Element # 3 - Exploring Issues of Social Injustice:  Those Shoes is a poignant introduction to the issue of poverty for young elementary school children.  Through this heart-warming account of Jeremy's struggle with wants and needs, Boelts cleverly incorporates sub-themes about peer pressure for material possessions, family life, and true generosity.  This book gently, yet cleverly, exemplifies the impact of poverty on the lives of our very own classmates and the material conditions of other people in the world. 

Follow-Up Activity:  After reading Those Shoes, it would be appropriate to conduct a class discussion about wants and needs.   The students could discuss the stereotypes they have heard about poor people.  We could draw from a hat to assign each student an economic status for the rest of the class.  A select 10% would be allowed dress-up shoes, 20% would be middle income and wear plain shoes, while the remaining 70% would be poor and have old, worn-out shoes that are mismatched and ugly.  To exaggerate the effect, we could also offer the 10% group advantages like better classroom seating and priority when asking questions.  At the end of class, we could gather for a discussion to share how each group felt as a result of their shoes.  What was it like to have the nicer shoes and special privileges?  How did the 70% group feel?

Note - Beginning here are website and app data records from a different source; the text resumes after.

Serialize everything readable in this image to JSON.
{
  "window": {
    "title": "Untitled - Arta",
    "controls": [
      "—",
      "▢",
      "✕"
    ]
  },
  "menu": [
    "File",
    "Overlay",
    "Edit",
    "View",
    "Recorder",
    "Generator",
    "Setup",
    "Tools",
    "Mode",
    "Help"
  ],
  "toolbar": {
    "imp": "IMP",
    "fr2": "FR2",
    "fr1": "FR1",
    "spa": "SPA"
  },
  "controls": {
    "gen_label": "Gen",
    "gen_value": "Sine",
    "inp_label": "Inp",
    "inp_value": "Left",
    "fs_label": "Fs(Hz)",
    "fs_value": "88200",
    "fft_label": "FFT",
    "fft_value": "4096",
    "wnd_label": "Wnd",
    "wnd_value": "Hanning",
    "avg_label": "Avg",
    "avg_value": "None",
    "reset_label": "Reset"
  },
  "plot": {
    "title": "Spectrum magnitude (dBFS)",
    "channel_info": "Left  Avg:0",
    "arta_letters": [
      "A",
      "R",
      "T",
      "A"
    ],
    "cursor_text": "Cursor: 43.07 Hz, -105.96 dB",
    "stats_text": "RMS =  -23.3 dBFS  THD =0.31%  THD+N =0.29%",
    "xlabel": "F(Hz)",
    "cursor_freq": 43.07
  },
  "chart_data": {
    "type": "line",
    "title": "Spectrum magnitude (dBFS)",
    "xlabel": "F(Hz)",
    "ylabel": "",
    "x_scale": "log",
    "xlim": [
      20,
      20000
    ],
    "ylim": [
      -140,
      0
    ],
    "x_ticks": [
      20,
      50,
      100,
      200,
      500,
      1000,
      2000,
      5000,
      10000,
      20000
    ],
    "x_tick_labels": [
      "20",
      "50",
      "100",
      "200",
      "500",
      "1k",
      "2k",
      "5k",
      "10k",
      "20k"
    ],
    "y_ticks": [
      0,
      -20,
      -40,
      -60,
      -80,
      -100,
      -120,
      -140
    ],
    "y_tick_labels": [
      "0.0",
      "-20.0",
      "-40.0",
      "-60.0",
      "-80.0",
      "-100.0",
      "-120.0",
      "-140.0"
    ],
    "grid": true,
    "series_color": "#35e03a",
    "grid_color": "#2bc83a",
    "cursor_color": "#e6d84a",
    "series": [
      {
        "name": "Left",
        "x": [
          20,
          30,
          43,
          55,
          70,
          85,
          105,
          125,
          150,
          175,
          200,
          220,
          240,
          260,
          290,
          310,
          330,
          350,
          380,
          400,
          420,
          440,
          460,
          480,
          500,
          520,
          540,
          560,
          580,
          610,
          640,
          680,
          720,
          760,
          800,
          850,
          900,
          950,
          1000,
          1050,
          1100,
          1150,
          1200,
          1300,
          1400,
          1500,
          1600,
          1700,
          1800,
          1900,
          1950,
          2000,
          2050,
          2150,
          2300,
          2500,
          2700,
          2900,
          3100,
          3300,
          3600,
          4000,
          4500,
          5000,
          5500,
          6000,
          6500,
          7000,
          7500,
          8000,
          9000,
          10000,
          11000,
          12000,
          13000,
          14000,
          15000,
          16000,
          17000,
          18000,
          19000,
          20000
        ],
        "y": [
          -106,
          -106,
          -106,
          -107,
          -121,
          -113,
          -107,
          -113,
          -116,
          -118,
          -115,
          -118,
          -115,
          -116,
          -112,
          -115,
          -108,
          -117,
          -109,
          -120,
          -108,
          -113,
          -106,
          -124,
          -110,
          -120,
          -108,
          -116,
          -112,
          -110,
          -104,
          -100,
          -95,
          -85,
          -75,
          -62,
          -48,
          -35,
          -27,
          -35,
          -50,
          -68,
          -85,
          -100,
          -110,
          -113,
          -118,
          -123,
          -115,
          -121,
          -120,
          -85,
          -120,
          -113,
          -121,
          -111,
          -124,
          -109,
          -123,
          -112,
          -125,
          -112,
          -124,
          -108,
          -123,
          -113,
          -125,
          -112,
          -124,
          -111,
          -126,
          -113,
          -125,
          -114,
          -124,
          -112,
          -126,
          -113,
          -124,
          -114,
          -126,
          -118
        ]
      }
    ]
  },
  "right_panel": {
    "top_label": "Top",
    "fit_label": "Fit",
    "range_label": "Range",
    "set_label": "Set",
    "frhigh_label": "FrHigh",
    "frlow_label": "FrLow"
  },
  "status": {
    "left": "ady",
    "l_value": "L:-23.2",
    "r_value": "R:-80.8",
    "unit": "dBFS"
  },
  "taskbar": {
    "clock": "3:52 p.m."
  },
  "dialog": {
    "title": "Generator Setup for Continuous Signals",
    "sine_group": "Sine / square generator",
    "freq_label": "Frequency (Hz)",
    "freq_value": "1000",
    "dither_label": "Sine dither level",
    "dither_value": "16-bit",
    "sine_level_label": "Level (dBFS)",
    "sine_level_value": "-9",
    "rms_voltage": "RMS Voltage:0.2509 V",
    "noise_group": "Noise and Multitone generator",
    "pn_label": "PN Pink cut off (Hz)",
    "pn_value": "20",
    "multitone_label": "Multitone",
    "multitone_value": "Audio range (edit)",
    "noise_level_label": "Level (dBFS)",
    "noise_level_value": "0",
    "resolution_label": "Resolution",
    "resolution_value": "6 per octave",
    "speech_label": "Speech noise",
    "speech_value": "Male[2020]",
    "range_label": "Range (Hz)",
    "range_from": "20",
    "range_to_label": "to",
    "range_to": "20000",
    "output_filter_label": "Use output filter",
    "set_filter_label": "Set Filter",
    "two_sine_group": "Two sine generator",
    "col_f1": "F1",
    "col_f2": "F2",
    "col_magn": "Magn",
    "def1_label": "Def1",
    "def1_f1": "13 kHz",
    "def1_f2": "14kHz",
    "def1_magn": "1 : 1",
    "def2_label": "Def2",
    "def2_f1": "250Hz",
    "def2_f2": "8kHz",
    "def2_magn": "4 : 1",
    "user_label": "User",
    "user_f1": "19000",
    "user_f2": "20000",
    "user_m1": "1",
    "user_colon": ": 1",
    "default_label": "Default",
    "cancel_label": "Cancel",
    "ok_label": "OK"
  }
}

Relating our experiences back to Jeremy in Those Shoes, each child would draw two pictures.  One would express how they would feel if they were Jeremy with the Mr. Alfrey shoes.  The other, would show how they would feel if they were Jeremy, giving their Those Shoes away to a friend in need. 

Link to Brain Pop Jr. Video about wants vs. needs.

Dollars and Cents Video:  A cross-curriculum link to math while reading Those Shoes and tackling the issue of poverty with your class.

Reading Those Shoes with older students?  Link to a terrific social action projects related to poverty for middle school students. 

1 comment:

  1. Bravo!!! This lesson plan idea is awesome. I am convinced that if teachers used this lesson, as well as others similar to this one, we could help enhance character development with a topic that is so near and dear to the children--name brand shoes!!! Even my young adult sons struggle with peer pressure over who will get the new Jordans coming out. Thanks so much for the idea!!!